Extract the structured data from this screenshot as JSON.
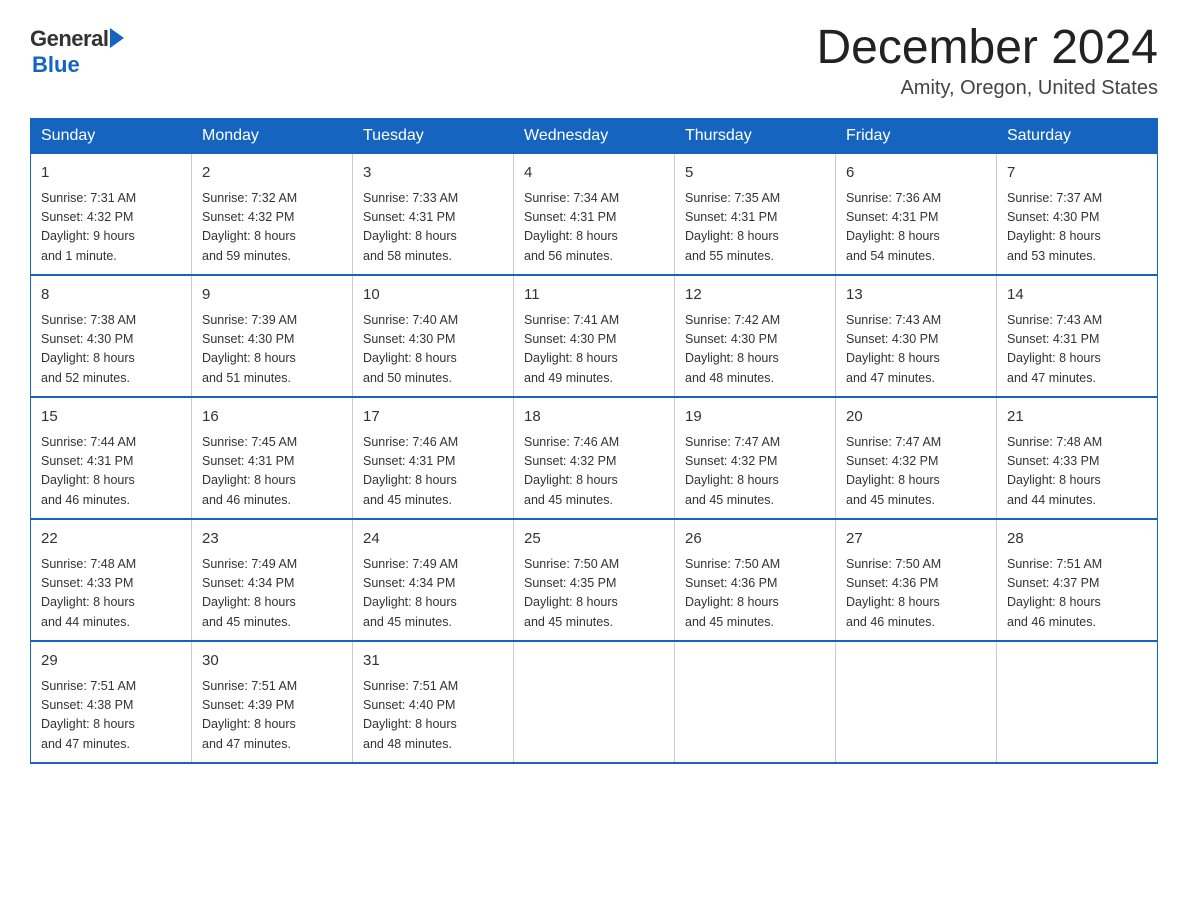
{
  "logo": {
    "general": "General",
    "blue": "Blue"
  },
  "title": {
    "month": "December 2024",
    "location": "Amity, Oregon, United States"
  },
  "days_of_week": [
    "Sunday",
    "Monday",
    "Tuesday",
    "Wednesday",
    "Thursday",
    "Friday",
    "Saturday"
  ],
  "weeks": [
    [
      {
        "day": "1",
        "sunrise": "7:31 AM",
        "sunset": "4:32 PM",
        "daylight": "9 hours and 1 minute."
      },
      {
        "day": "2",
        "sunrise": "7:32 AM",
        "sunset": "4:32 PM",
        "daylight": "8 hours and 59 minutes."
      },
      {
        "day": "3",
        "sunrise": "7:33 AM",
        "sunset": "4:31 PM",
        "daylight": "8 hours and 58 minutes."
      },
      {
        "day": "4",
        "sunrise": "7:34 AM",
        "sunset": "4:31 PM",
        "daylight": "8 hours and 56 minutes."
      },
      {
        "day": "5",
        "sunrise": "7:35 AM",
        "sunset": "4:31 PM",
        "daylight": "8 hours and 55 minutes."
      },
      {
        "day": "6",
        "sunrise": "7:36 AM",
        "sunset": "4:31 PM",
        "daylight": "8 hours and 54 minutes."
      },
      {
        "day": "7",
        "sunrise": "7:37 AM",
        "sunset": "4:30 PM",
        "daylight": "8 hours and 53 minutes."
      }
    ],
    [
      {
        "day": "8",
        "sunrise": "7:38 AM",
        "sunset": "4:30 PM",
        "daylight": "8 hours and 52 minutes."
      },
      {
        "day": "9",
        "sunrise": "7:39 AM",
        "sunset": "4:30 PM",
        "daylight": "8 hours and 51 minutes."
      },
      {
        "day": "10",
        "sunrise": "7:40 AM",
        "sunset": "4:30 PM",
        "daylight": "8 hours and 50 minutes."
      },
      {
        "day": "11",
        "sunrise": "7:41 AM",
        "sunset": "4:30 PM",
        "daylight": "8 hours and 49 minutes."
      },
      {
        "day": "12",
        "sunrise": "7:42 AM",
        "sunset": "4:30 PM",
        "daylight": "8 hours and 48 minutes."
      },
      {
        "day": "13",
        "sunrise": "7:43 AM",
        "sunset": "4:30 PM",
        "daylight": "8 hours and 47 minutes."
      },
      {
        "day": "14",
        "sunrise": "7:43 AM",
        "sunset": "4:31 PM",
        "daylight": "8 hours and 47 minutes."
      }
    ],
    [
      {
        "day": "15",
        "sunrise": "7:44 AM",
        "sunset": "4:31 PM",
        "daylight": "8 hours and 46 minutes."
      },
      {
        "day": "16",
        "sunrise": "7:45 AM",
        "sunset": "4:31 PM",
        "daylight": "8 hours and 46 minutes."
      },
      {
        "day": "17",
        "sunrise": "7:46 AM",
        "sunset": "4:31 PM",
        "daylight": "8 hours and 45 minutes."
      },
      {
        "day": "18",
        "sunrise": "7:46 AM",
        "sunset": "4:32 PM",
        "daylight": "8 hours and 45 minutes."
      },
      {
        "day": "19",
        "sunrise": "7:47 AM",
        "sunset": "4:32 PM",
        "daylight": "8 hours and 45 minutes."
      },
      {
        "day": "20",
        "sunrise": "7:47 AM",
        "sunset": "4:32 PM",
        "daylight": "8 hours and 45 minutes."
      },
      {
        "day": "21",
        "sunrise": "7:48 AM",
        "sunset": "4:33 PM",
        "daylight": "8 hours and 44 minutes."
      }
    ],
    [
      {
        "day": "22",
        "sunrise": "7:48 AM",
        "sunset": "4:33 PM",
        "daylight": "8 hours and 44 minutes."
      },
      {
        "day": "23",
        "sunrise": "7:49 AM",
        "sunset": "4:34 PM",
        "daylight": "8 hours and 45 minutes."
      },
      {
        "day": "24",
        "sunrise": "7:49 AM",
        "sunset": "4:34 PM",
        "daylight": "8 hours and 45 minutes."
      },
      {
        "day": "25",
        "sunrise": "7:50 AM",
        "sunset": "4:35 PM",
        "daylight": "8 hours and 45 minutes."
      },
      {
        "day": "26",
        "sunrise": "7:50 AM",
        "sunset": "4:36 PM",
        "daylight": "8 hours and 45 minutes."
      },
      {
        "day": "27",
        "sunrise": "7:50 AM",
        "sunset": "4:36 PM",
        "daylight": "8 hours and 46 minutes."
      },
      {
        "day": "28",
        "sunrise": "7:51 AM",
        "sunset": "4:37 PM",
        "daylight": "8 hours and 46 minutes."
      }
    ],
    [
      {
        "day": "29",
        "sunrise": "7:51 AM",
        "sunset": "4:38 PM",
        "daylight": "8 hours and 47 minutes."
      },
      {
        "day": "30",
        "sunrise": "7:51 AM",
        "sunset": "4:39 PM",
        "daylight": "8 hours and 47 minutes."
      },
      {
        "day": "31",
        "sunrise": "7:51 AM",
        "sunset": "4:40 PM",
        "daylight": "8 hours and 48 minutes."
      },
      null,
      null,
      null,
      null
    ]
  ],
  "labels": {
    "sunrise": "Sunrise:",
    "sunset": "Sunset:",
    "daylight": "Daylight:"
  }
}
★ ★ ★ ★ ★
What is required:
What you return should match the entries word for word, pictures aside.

Answer below:
Extract the structured data from this screenshot as JSON.
{
  "logo": {
    "general": "General",
    "blue": "Blue"
  },
  "title": {
    "month": "December 2024",
    "location": "Amity, Oregon, United States"
  },
  "days_of_week": [
    "Sunday",
    "Monday",
    "Tuesday",
    "Wednesday",
    "Thursday",
    "Friday",
    "Saturday"
  ],
  "weeks": [
    [
      {
        "day": "1",
        "sunrise": "7:31 AM",
        "sunset": "4:32 PM",
        "daylight": "9 hours and 1 minute."
      },
      {
        "day": "2",
        "sunrise": "7:32 AM",
        "sunset": "4:32 PM",
        "daylight": "8 hours and 59 minutes."
      },
      {
        "day": "3",
        "sunrise": "7:33 AM",
        "sunset": "4:31 PM",
        "daylight": "8 hours and 58 minutes."
      },
      {
        "day": "4",
        "sunrise": "7:34 AM",
        "sunset": "4:31 PM",
        "daylight": "8 hours and 56 minutes."
      },
      {
        "day": "5",
        "sunrise": "7:35 AM",
        "sunset": "4:31 PM",
        "daylight": "8 hours and 55 minutes."
      },
      {
        "day": "6",
        "sunrise": "7:36 AM",
        "sunset": "4:31 PM",
        "daylight": "8 hours and 54 minutes."
      },
      {
        "day": "7",
        "sunrise": "7:37 AM",
        "sunset": "4:30 PM",
        "daylight": "8 hours and 53 minutes."
      }
    ],
    [
      {
        "day": "8",
        "sunrise": "7:38 AM",
        "sunset": "4:30 PM",
        "daylight": "8 hours and 52 minutes."
      },
      {
        "day": "9",
        "sunrise": "7:39 AM",
        "sunset": "4:30 PM",
        "daylight": "8 hours and 51 minutes."
      },
      {
        "day": "10",
        "sunrise": "7:40 AM",
        "sunset": "4:30 PM",
        "daylight": "8 hours and 50 minutes."
      },
      {
        "day": "11",
        "sunrise": "7:41 AM",
        "sunset": "4:30 PM",
        "daylight": "8 hours and 49 minutes."
      },
      {
        "day": "12",
        "sunrise": "7:42 AM",
        "sunset": "4:30 PM",
        "daylight": "8 hours and 48 minutes."
      },
      {
        "day": "13",
        "sunrise": "7:43 AM",
        "sunset": "4:30 PM",
        "daylight": "8 hours and 47 minutes."
      },
      {
        "day": "14",
        "sunrise": "7:43 AM",
        "sunset": "4:31 PM",
        "daylight": "8 hours and 47 minutes."
      }
    ],
    [
      {
        "day": "15",
        "sunrise": "7:44 AM",
        "sunset": "4:31 PM",
        "daylight": "8 hours and 46 minutes."
      },
      {
        "day": "16",
        "sunrise": "7:45 AM",
        "sunset": "4:31 PM",
        "daylight": "8 hours and 46 minutes."
      },
      {
        "day": "17",
        "sunrise": "7:46 AM",
        "sunset": "4:31 PM",
        "daylight": "8 hours and 45 minutes."
      },
      {
        "day": "18",
        "sunrise": "7:46 AM",
        "sunset": "4:32 PM",
        "daylight": "8 hours and 45 minutes."
      },
      {
        "day": "19",
        "sunrise": "7:47 AM",
        "sunset": "4:32 PM",
        "daylight": "8 hours and 45 minutes."
      },
      {
        "day": "20",
        "sunrise": "7:47 AM",
        "sunset": "4:32 PM",
        "daylight": "8 hours and 45 minutes."
      },
      {
        "day": "21",
        "sunrise": "7:48 AM",
        "sunset": "4:33 PM",
        "daylight": "8 hours and 44 minutes."
      }
    ],
    [
      {
        "day": "22",
        "sunrise": "7:48 AM",
        "sunset": "4:33 PM",
        "daylight": "8 hours and 44 minutes."
      },
      {
        "day": "23",
        "sunrise": "7:49 AM",
        "sunset": "4:34 PM",
        "daylight": "8 hours and 45 minutes."
      },
      {
        "day": "24",
        "sunrise": "7:49 AM",
        "sunset": "4:34 PM",
        "daylight": "8 hours and 45 minutes."
      },
      {
        "day": "25",
        "sunrise": "7:50 AM",
        "sunset": "4:35 PM",
        "daylight": "8 hours and 45 minutes."
      },
      {
        "day": "26",
        "sunrise": "7:50 AM",
        "sunset": "4:36 PM",
        "daylight": "8 hours and 45 minutes."
      },
      {
        "day": "27",
        "sunrise": "7:50 AM",
        "sunset": "4:36 PM",
        "daylight": "8 hours and 46 minutes."
      },
      {
        "day": "28",
        "sunrise": "7:51 AM",
        "sunset": "4:37 PM",
        "daylight": "8 hours and 46 minutes."
      }
    ],
    [
      {
        "day": "29",
        "sunrise": "7:51 AM",
        "sunset": "4:38 PM",
        "daylight": "8 hours and 47 minutes."
      },
      {
        "day": "30",
        "sunrise": "7:51 AM",
        "sunset": "4:39 PM",
        "daylight": "8 hours and 47 minutes."
      },
      {
        "day": "31",
        "sunrise": "7:51 AM",
        "sunset": "4:40 PM",
        "daylight": "8 hours and 48 minutes."
      },
      null,
      null,
      null,
      null
    ]
  ],
  "labels": {
    "sunrise": "Sunrise:",
    "sunset": "Sunset:",
    "daylight": "Daylight:"
  }
}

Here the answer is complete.